(Beginning of INFORMATION)

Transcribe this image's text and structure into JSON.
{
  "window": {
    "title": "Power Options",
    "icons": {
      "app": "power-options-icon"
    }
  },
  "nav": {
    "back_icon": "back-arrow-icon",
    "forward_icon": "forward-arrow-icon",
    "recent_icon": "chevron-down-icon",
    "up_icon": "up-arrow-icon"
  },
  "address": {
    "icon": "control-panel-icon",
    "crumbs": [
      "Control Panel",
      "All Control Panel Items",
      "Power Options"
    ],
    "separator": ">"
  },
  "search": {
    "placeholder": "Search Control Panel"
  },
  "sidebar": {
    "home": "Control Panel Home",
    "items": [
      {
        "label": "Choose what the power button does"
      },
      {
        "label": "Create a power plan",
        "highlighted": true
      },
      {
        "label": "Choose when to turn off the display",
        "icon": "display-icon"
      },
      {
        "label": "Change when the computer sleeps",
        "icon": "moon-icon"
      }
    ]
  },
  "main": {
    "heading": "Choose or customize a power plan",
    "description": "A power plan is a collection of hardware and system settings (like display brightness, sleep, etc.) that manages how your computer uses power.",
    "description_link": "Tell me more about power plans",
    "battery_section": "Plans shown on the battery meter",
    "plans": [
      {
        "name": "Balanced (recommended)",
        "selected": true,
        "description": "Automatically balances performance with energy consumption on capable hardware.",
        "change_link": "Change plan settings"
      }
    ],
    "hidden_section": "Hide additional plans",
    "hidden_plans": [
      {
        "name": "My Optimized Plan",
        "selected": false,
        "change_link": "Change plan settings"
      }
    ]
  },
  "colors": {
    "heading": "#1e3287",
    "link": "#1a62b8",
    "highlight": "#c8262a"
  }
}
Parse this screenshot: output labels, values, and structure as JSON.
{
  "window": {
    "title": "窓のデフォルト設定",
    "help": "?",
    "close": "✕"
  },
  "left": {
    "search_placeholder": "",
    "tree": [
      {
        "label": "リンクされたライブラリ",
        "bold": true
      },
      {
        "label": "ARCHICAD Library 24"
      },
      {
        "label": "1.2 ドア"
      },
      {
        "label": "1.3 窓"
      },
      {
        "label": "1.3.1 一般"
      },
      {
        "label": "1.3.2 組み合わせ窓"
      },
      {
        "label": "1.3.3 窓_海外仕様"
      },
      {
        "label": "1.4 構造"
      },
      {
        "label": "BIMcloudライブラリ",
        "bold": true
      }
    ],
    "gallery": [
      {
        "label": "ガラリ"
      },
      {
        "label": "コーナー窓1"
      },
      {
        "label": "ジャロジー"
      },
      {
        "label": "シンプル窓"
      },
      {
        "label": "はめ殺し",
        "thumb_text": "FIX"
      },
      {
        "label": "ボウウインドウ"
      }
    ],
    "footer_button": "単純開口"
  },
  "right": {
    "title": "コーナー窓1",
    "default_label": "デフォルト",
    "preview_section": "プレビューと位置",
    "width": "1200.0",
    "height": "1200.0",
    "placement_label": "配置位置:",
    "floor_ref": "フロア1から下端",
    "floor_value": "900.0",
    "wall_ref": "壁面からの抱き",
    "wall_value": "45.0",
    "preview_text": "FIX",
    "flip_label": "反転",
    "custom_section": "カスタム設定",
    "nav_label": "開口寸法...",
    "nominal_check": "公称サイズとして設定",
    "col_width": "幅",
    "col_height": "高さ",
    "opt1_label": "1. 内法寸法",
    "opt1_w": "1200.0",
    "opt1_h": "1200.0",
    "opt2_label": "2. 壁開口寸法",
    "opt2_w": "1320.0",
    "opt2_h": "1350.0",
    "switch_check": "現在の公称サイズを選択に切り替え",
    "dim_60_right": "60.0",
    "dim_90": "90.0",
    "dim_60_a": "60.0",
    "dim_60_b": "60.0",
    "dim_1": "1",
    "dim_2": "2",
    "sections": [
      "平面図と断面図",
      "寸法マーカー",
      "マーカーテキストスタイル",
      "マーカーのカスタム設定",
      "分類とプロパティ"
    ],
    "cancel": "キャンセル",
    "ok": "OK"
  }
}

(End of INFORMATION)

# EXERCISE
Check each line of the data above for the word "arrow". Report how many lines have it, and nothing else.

# SOLUTION TO THE EXERCISE
3